(Provided entries begins)
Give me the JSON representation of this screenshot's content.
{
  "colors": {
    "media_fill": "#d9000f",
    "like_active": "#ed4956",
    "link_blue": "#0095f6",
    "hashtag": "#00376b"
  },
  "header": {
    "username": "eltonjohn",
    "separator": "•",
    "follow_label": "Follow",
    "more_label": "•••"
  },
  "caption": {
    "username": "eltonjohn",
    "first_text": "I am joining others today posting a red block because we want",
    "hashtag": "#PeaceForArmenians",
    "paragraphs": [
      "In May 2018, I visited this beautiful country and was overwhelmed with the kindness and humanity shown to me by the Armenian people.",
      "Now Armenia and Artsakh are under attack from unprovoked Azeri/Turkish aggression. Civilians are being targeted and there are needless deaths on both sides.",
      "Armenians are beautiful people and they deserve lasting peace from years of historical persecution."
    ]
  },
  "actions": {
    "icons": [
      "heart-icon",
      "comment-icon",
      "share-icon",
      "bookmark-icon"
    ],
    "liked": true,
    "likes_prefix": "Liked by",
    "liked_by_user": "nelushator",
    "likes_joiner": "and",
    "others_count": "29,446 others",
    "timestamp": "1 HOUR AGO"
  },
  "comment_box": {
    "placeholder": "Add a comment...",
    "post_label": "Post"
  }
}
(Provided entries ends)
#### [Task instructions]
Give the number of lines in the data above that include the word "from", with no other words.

#### [Finished task]
2